Equally impressive are Zwick’s endeavors as a producer. His name is etched on such Academy Award golden children as Shakespeare in Love and Traffic.

For his latest, Love and Other Drugs (read our review here), Zwick writes, produces, and directs. This one’s another rom-com, with some darker issues at heart and centered on the late-’90s pharmaceutical bubble crowned by the introduction of Viagra to the marketplace. The inspiration for the movie comes from Jamie Reidy’s novel Hard Sell: The Evolution of a Viagra Salesman and stars desirable, upwardly mobile talents Jake Gyllenhaal and Anne Hathaway. I recently had a chance to sit down with Zwick and discuss the film and his life behind the camera.

What drew you to this project?

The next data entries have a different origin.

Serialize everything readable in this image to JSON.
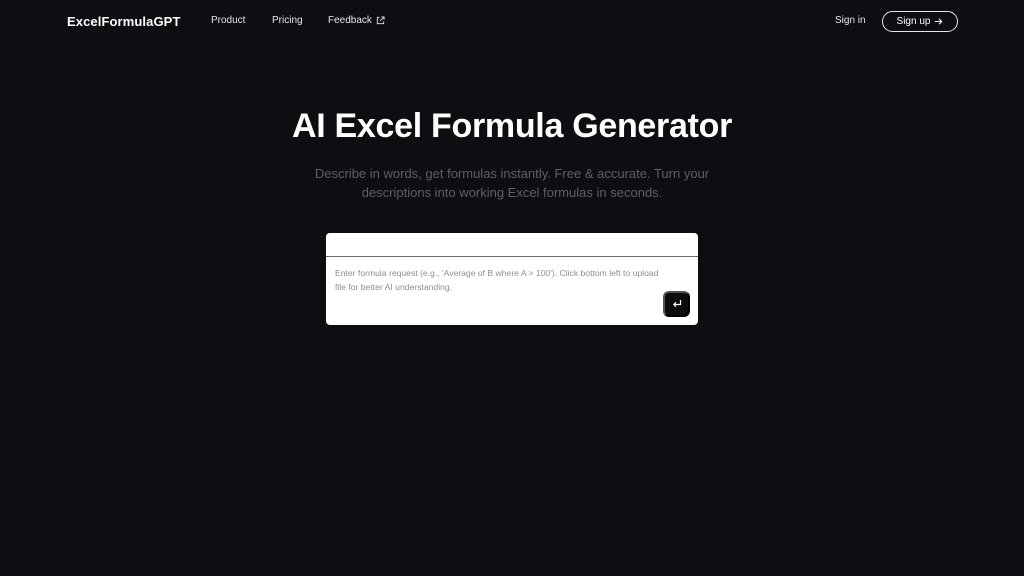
{
  "header": {
    "logo": "ExcelFormulaGPT",
    "nav": {
      "product": "Product",
      "pricing": "Pricing",
      "feedback": "Feedback"
    },
    "signin": "Sign in",
    "signup": "Sign up"
  },
  "hero": {
    "title": "AI Excel Formula Generator",
    "subtitle": "Describe in words, get formulas instantly. Free & accurate. Turn your descriptions into working Excel formulas in seconds."
  },
  "input": {
    "placeholder": "Enter formula request (e.g., 'Average of B where A > 100'). Click bottom left to upload file for better AI understanding."
  },
  "icons": {
    "feedback": "external-link-icon",
    "signup": "arrow-right-icon",
    "send": "enter-return-icon"
  },
  "colors": {
    "background": "#0e0d11",
    "subtitle": "#5f5f68",
    "card": "#ffffff",
    "send_button": "#0b0b0d"
  }
}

I had always been interested in human behavioral comedy. I had done it before in my career and gone back to it with My So-Called Life and thirtysomething, so it’s not like I ever left it. I think it’s really important for an artist to remain a moving target, and I think I have focused the past couple of years on pieces that were larger in scale and that were often in a historical context or epic, and I just wanted to bring it down to something that was only about the performances and only about the smaller moments and try to talk about what is epic in personal lives. Continue reading